Visiting the Mayan Ruins of Tikal

 Our taxi driver advised us to get to bed early, rise with the chickens, and head for Tikal as early as possible, before the heat of the day, and before the tourists arrived. I guess he didn’t see us as the typical tourista, and his advice was well worth heeding. We’d become accustomed to retiring early since the sun sets at about 5:00 PM in the Guatemalan winter months so getting up at 4 AM was a piece of cake. Finding some place open for breakfast at 5:30 was a little more difficult. But with a little wandering, actually right across the street, we found simple breakfast fare, and we were ready to go when the bus arrived at 7:00. Forty minutes later we entered another world.

The View from our Room
The View from our Room

In the photo below I’m standing at the foot of Temple II near one of the many Mayan sculptures depicting one of the gods who ruled this world some 1600 years ago. I felt insignificant in the shadow of this 38 meter pyramid built in 700 AD in honor of the ruler Jasaw Chan K’awiil I. Using the wooden stairway on the left side I climbed to the entrance to the tomb, steep and shaky, but nothing compared to actually climbing the stone steps of the original structure. There are six large temples ranging in height from 25 to 70 meters; photos cannot accurately portray these amazing structures. You have to be there, standing at the top to appreciate their grandeur. From the tomb entrance I took the photo below of Temple I, at 47 meters, dwarfing Joy at the very bottom of the photo.
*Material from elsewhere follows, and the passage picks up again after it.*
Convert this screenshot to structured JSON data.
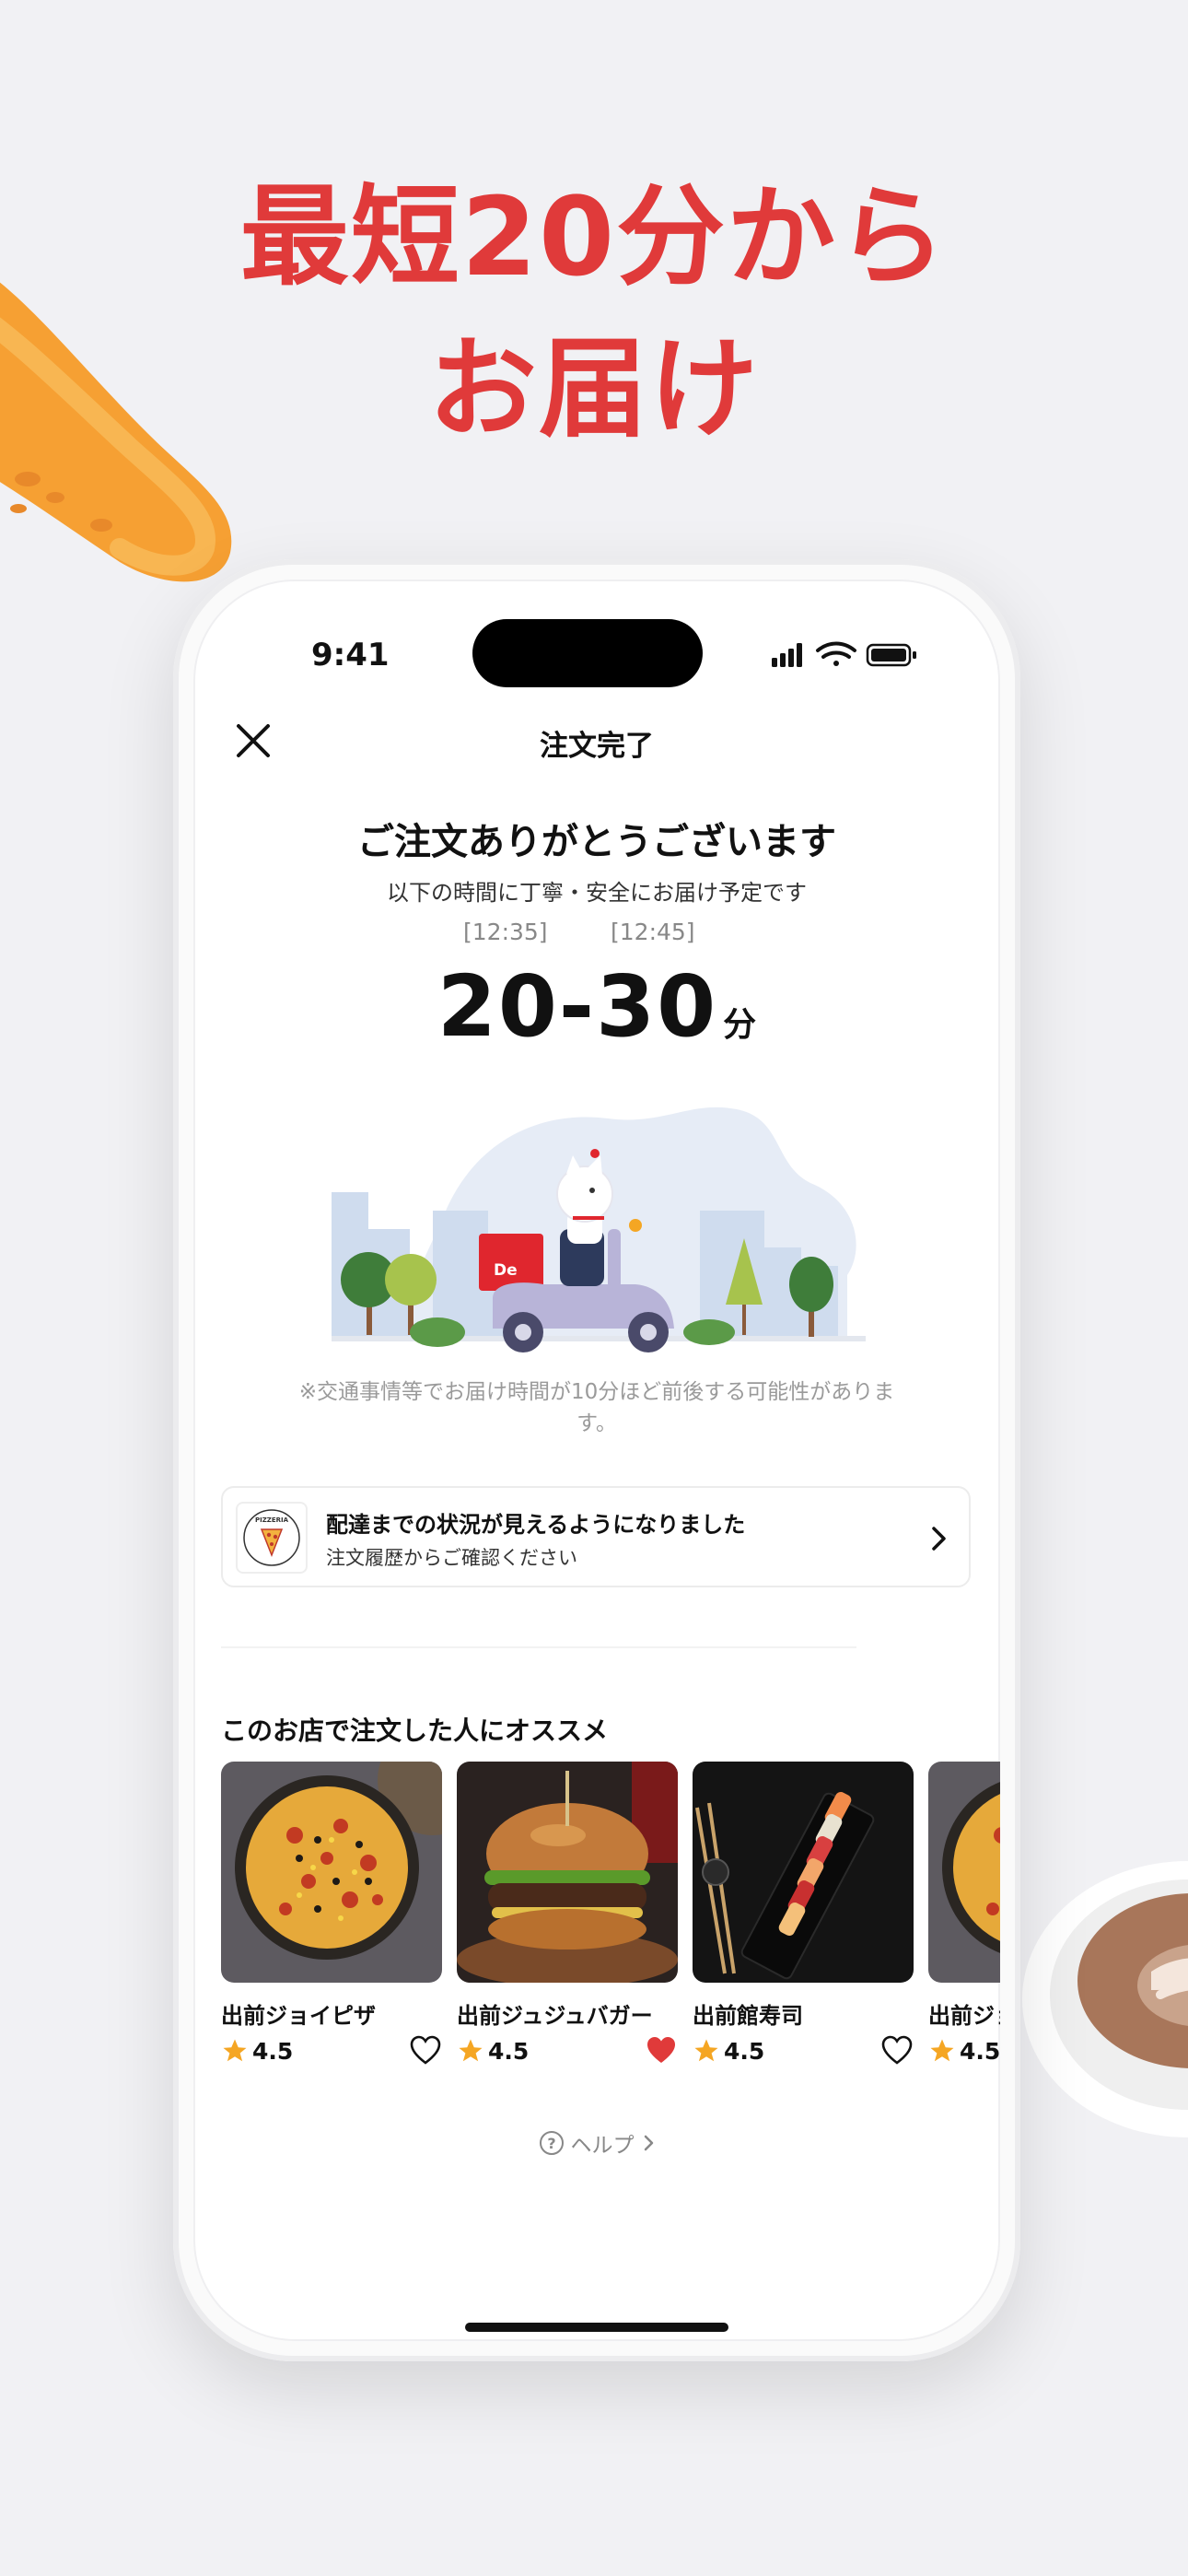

Temple II - Joy at the Base
Temple II – Joy at the Base

You can just begin to grasp the majesty of Tikal in the photo of Temple I. I climbed the Northern Acropolis to look out over the Grand Plaza and stood amazed that the Mayan race could construct these huge structures so many years ago. Many of you are familiar with the Mayan people; they are short, very short in stature, but these temples and structures are huge. For me, a giant among the Mayans, to climb the steps, I had to place a hand down on the step above me and boost myself up, step by step to reach the top.

Temple I
Temple I

All the statues and carvings depict strikingly tall rulers (gods?) in whose honor these temples were built. Where did they come from? Where did they suddenly go? It is estimated that between 100,000 and 200,000 people lived in this ancient city, and somehow, they just vanished without a trace. This huge empire made up of present day Mexico, Guatemala, Honduras, Nicaragua, and Costa Rica, just fell apart. As yet, history has no plausible explanation, only guesses, as to what happened to this amazing empire.  

Temple I
Temple I

Wander Tikal with Joy and Me